TO DO -> Give an exact copy of the data that follows, but none of its pictures.

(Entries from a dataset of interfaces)

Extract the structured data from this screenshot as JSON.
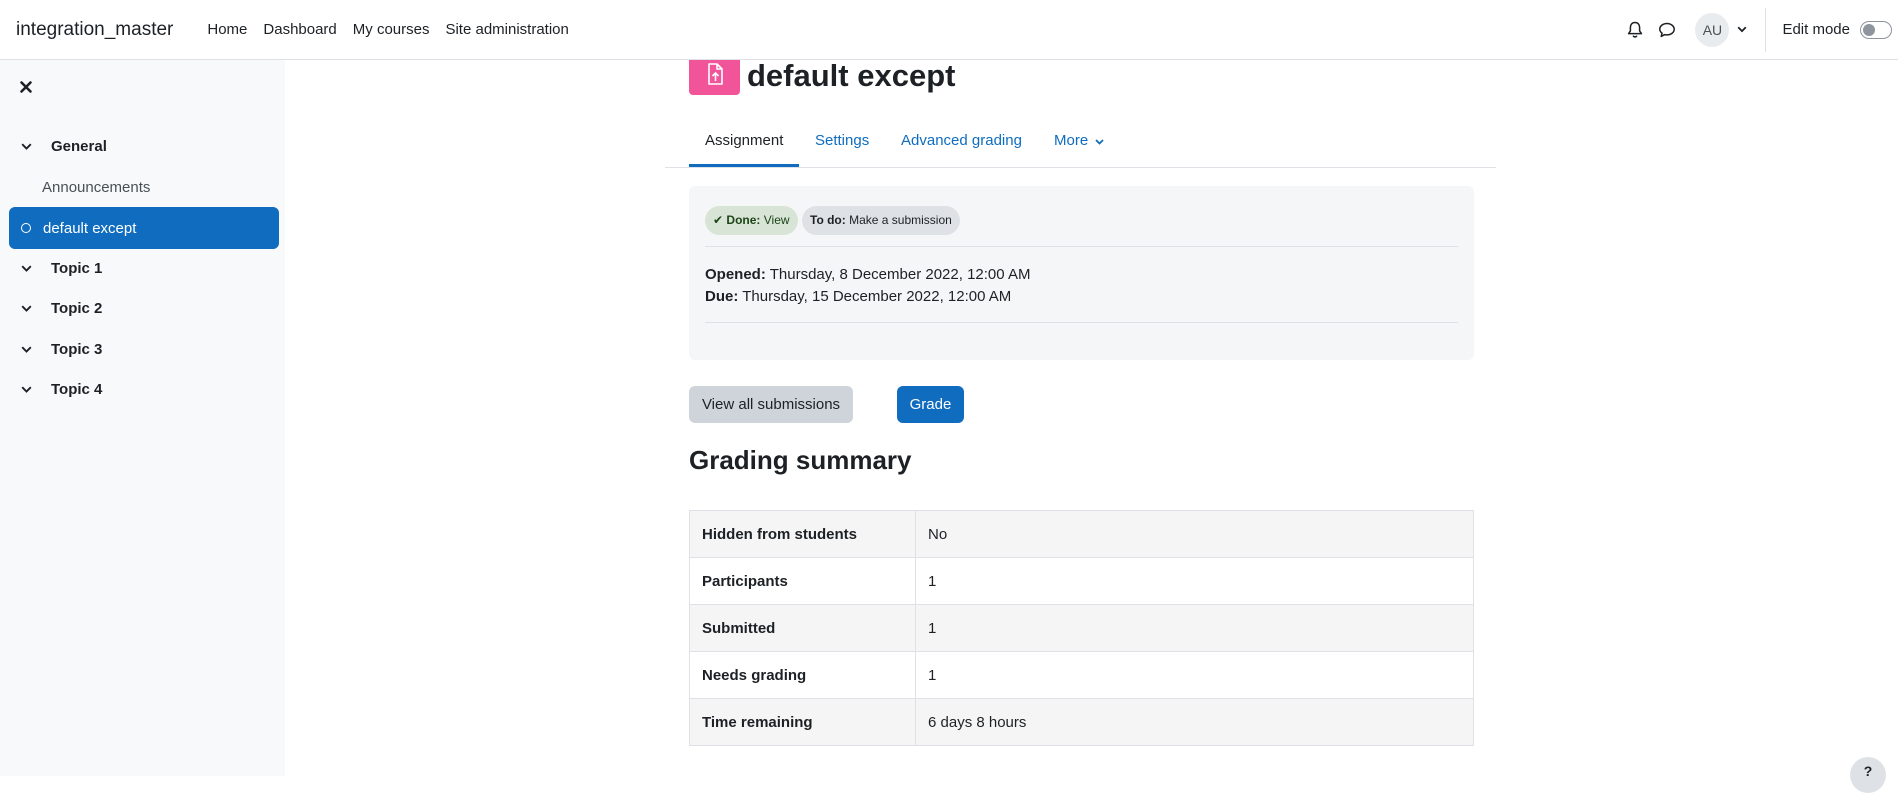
{
  "navbar": {
    "brand": "integration_master",
    "links": [
      "Home",
      "Dashboard",
      "My courses",
      "Site administration"
    ],
    "avatar_initials": "AU",
    "edit_mode_label": "Edit mode"
  },
  "drawer": {
    "items": [
      {
        "label": "General",
        "kind": "section"
      },
      {
        "label": "Announcements",
        "kind": "sub"
      },
      {
        "label": "default except",
        "kind": "active"
      },
      {
        "label": "Topic 1",
        "kind": "section"
      },
      {
        "label": "Topic 2",
        "kind": "section"
      },
      {
        "label": "Topic 3",
        "kind": "section"
      },
      {
        "label": "Topic 4",
        "kind": "section"
      }
    ]
  },
  "page": {
    "title": "default except",
    "tabs": [
      "Assignment",
      "Settings",
      "Advanced grading",
      "More"
    ],
    "completion": {
      "done_label": "Done:",
      "done_value": "View",
      "todo_label": "To do:",
      "todo_value": "Make a submission"
    },
    "dates": {
      "opened_label": "Opened:",
      "opened_value": "Thursday, 8 December 2022, 12:00 AM",
      "due_label": "Due:",
      "due_value": "Thursday, 15 December 2022, 12:00 AM"
    },
    "buttons": {
      "view_all": "View all submissions",
      "grade": "Grade"
    },
    "summary_heading": "Grading summary",
    "summary_rows": [
      {
        "key": "Hidden from students",
        "value": "No"
      },
      {
        "key": "Participants",
        "value": "1"
      },
      {
        "key": "Submitted",
        "value": "1"
      },
      {
        "key": "Needs grading",
        "value": "1"
      },
      {
        "key": "Time remaining",
        "value": "6 days 8 hours"
      }
    ],
    "help_label": "?"
  },
  "colors": {
    "primary": "#0f6cbf",
    "activity_icon": "#f2549a",
    "done_badge": "#d7e4d6"
  }
}
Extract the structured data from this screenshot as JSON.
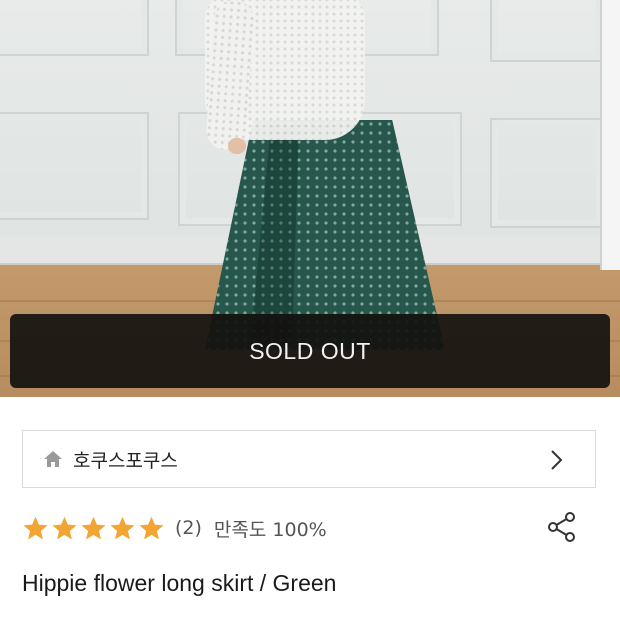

ANSWER BOX ->
Extract the structured data from this screenshot as JSON.
{
  "navbar": {
    "brand": "integration_master",
    "links": [
      "Home",
      "Dashboard",
      "My courses",
      "Site administration"
    ],
    "avatar_initials": "AU",
    "edit_mode_label": "Edit mode"
  },
  "drawer": {
    "items": [
      {
        "label": "General",
        "kind": "section"
      },
      {
        "label": "Announcements",
        "kind": "sub"
      },
      {
        "label": "default except",
        "kind": "active"
      },
      {
        "label": "Topic 1",
        "kind": "section"
      },
      {
        "label": "Topic 2",
        "kind": "section"
      },
      {
        "label": "Topic 3",
        "kind": "section"
      },
      {
        "label": "Topic 4",
        "kind": "section"
      }
    ]
  },
  "page": {
    "title": "default except",
    "tabs": [
      "Assignment",
      "Settings",
      "Advanced grading",
      "More"
    ],
    "completion": {
      "done_label": "Done:",
      "done_value": "View",
      "todo_label": "To do:",
      "todo_value": "Make a submission"
    },
    "dates": {
      "opened_label": "Opened:",
      "opened_value": "Thursday, 8 December 2022, 12:00 AM",
      "due_label": "Due:",
      "due_value": "Thursday, 15 December 2022, 12:00 AM"
    },
    "buttons": {
      "view_all": "View all submissions",
      "grade": "Grade"
    },
    "summary_heading": "Grading summary",
    "summary_rows": [
      {
        "key": "Hidden from students",
        "value": "No"
      },
      {
        "key": "Participants",
        "value": "1"
      },
      {
        "key": "Submitted",
        "value": "1"
      },
      {
        "key": "Needs grading",
        "value": "1"
      },
      {
        "key": "Time remaining",
        "value": "6 days 8 hours"
      }
    ],
    "help_label": "?"
  },
  "colors": {
    "primary": "#0f6cbf",
    "activity_icon": "#f2549a",
    "done_badge": "#d7e4d6"
  }
}
Extract the structured data from this screenshot as JSON.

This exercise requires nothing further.